This week was supposed to reveal the FDA's decision on Dai-Ichii Sankyo and Eli Lilly's anticlotting drug prasugrel. That one's in the same chemical class as Plavix (clopidogrel), and works by the same mechanism. Since Plavix did about eight billion dollars of business last year, and the anticlotting area seems to be a limitlessly huge market in general, you can understand why another drug is entering the space.
Both clopidogrel and pasugrel are prodrugs - their structures, as they come out of the bottle, are inactive. But they're converted by cytochrome P450 enzymes in the liver to their active forms, which bind irreversibly to the P2Y12 purinergic receptor on platelets. The clopidogrel link above shows the active form - that thiophene ring gets broken open, and a reactive SH is exposed. The P2Y12 receptor mediates platelet aggregation, so shutting it down extends clotting time.
A few points: for one, you'll note that the structures of the two drugs are very similar indeed. Is pasugrel just a "me-too", then? Well, it certainly is trying to do the same thing by the same mechanism, but as I've said here many times, it's hard to sell a drug unless you can point to some difference. The advantage that prasugrel has is that its metabolic activation takes place through a broader number of liver enzymes, so more of the active metabolite is produced across a wider patient population. And it is indeed about ten times more potent in humans - which may, though, prove to be its downfall.
In the clinic, the large TRITON-TIMI trial ran the two drugs head to head in over 13,000 patients, which is certainly the expensive (and definitive) way to go. The end result was that the prasugrel-treated group had fewer cardiovascular problems of all kinds (good!), but more episodes of severe bleeding (bad!). Overall mortality was the same between the two groups, and that's where the arguing has started. There's a lot of room to break down the numbers more thoroughly to see if there's some real benefit to the drug (or alternatively, to show that it really isn't any more useful than Plavix).
Of course, this is the job of the FDA. And now it seems that they've chosen to punt, delaying their decision by three months. Since the companies don't seem to have been asked to submit any more data, this seems to be an internal wrangle at the agency. I'm not sure what they're going to accomplish by holding their heads and moaning for another quarter, unless the hope is that the numbers can be crunched in some direction which will offer enough of a fingerhold to justify a decision. This is a very, very close call.
If I had to predict - and hey, I write this blog, so I've got a license to do that sort of thing - I'd say that the agency will ultimately approve the drug, but with label restrictions. In the end, they'll turf the problem over to the cardiologists, but with enough warning language on it that no one should be surprised if patients bleed out on occasion. The best outcome would be for some sort of clinical sign to indicate which patients should avoid the drug. The FDA will probably head in that direction, since it appears that the majority of bleeding problems occurred in the oldest and/or lowest-body-weight groups in the trial.

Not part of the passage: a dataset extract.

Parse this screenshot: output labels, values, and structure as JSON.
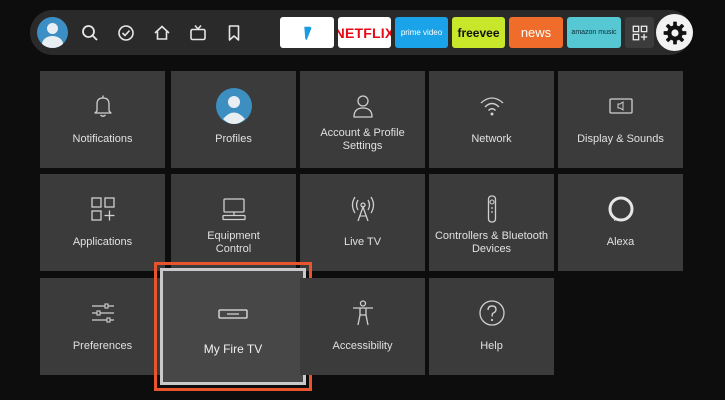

Update: but is that the case? Looking at the NEJM paper, it appears that patients not in these groups did have better efficacy with prasugrel, which improves the numbers. But the hazard ratio for major bleeding was 1.42 in the risky patients (>75 years old, or body weight < 60 kilos, or history of stroke/TIA), but still 1.24 in the ones outside these groups. So it's not at all fair to say that most of the bleeding events were in the risky patients - frankly, it looks like everyone bled, but the healthier cohort just responded better to the drug at the same time. That complicates my guess in the above paragraph, and raises the worst-case chance that the FDA might want to wait until the current trial comes in. What a mess. . .
There's another 10,000 patient study underway which might clarify the situation, or might just emphasize what a tied-up tangle it all is. In the end, I think that the FDA will let the drug be sold until that one finishes up, with the option to revise its opinion when the data come in. The three-month delay will serve to show how seriously they're taking all the safety issues - a big political consideration these days - and to work up the most bulletproof labeling they can come up with.